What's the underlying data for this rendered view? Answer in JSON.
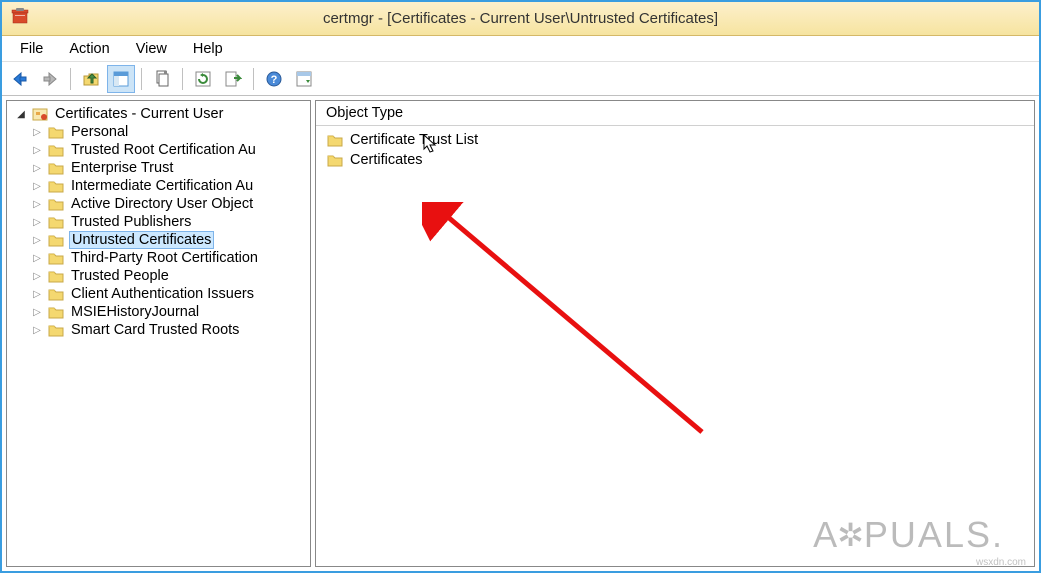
{
  "window": {
    "title": "certmgr - [Certificates - Current User\\Untrusted Certificates]"
  },
  "menu": {
    "file": "File",
    "action": "Action",
    "view": "View",
    "help": "Help"
  },
  "tree": {
    "root": "Certificates - Current User",
    "items": [
      "Personal",
      "Trusted Root Certification Au",
      "Enterprise Trust",
      "Intermediate Certification Au",
      "Active Directory User Object",
      "Trusted Publishers",
      "Untrusted Certificates",
      "Third-Party Root Certification",
      "Trusted People",
      "Client Authentication Issuers",
      "MSIEHistoryJournal",
      "Smart Card Trusted Roots"
    ],
    "selected_index": 6
  },
  "list": {
    "header": "Object Type",
    "rows": [
      "Certificate Trust List",
      "Certificates"
    ]
  },
  "watermark": {
    "prefix": "A",
    "middle": "PUALS",
    "suffix": ".",
    "small": "wsxdn.com"
  }
}
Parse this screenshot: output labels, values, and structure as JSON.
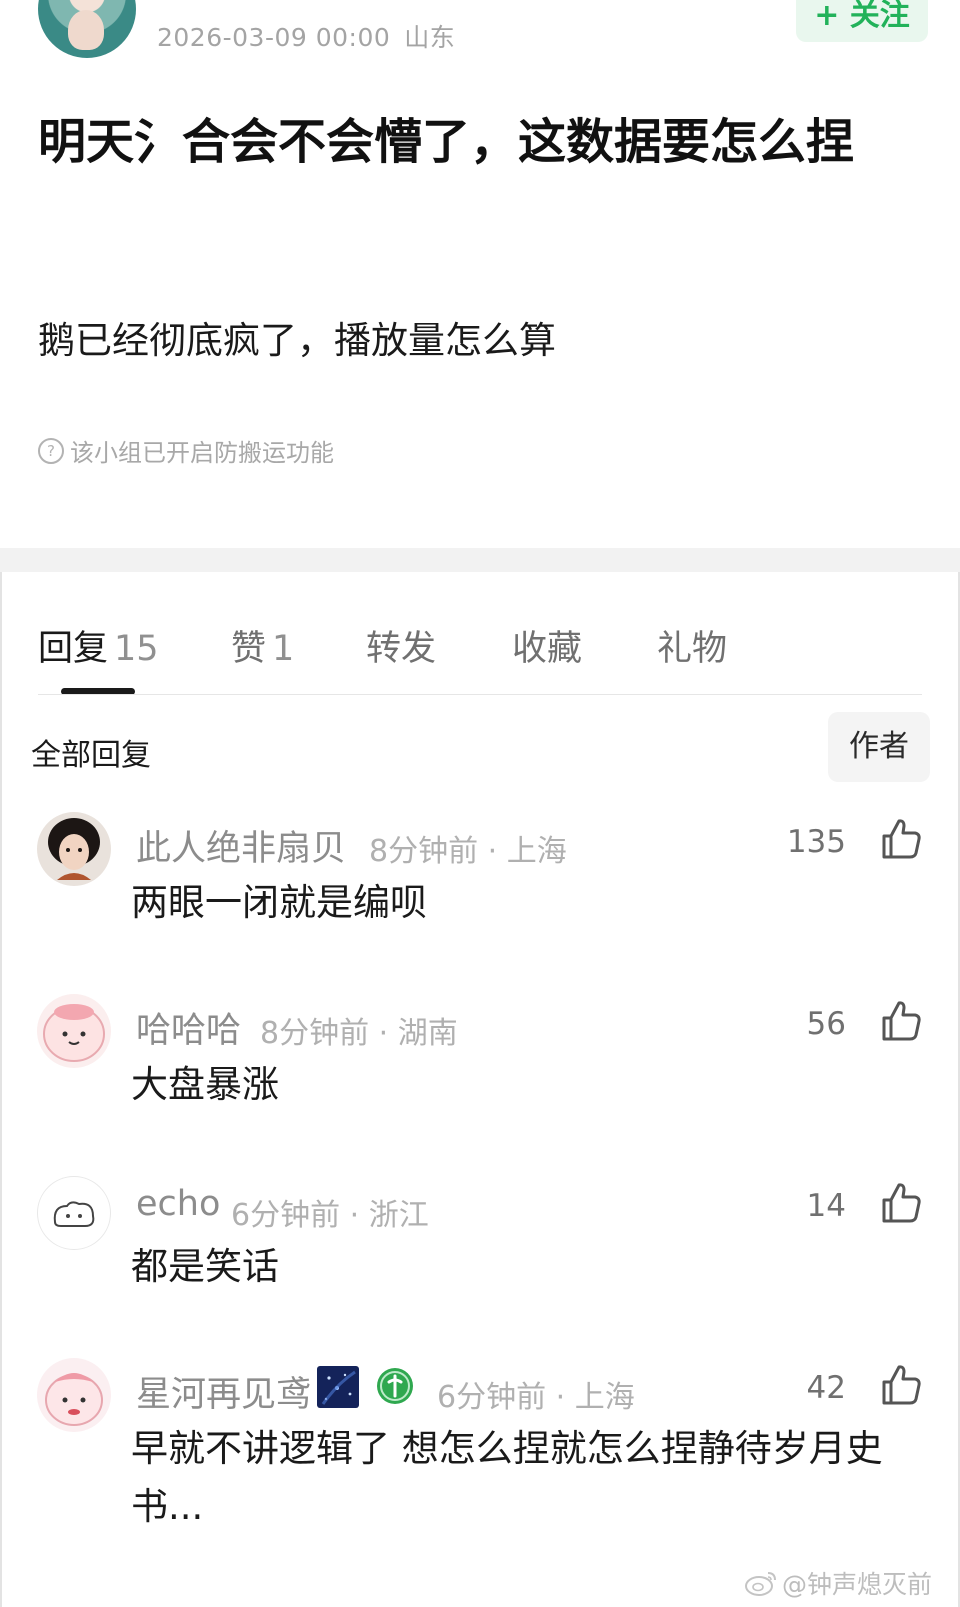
{
  "post": {
    "timestamp": "2026-03-09 00:00",
    "location": "山东",
    "follow_label": "+ 关注",
    "title": "明天氵合会不会懵了，这数据要怎么捏",
    "body": "鹅已经彻底疯了，播放量怎么算",
    "anti_repost_note": "该小组已开启防搬运功能"
  },
  "tabs": [
    {
      "label": "回复",
      "count": "15",
      "active": true
    },
    {
      "label": "赞",
      "count": "1",
      "active": false
    },
    {
      "label": "转发",
      "count": "",
      "active": false
    },
    {
      "label": "收藏",
      "count": "",
      "active": false
    },
    {
      "label": "礼物",
      "count": "",
      "active": false
    }
  ],
  "filter": {
    "label": "全部回复",
    "author_chip": "作者"
  },
  "comments": [
    {
      "name": "此人绝非扇贝",
      "time": "8分钟前 · 上海",
      "text": "两眼一闭就是编呗",
      "likes": "135"
    },
    {
      "name": "哈哈哈",
      "time": "8分钟前 · 湖南",
      "text": "大盘暴涨",
      "likes": "56"
    },
    {
      "name": "echo",
      "time": "6分钟前 · 浙江",
      "text": "都是笑话",
      "likes": "14"
    },
    {
      "name": "星河再见鸢",
      "time": "6分钟前 · 上海",
      "text": "早就不讲逻辑了 想怎么捏就怎么捏静待岁月史书...",
      "likes": "42"
    }
  ],
  "watermark": "@钟声熄灭前",
  "icons": {
    "like": "thumbs-up-icon",
    "help": "question-circle-icon",
    "weibo": "weibo-logo-icon"
  },
  "colors": {
    "accent_green": "#22b25a",
    "follow_bg": "#e9f7ee",
    "muted_text": "#a4a4a4"
  }
}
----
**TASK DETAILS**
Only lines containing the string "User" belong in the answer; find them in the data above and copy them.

**ANSWER BELOW**
    "title": "certmgr - [Certificates - Current User\\Untrusted Certificates]"
    "root": "Certificates - Current User",
      "Active Directory User Object",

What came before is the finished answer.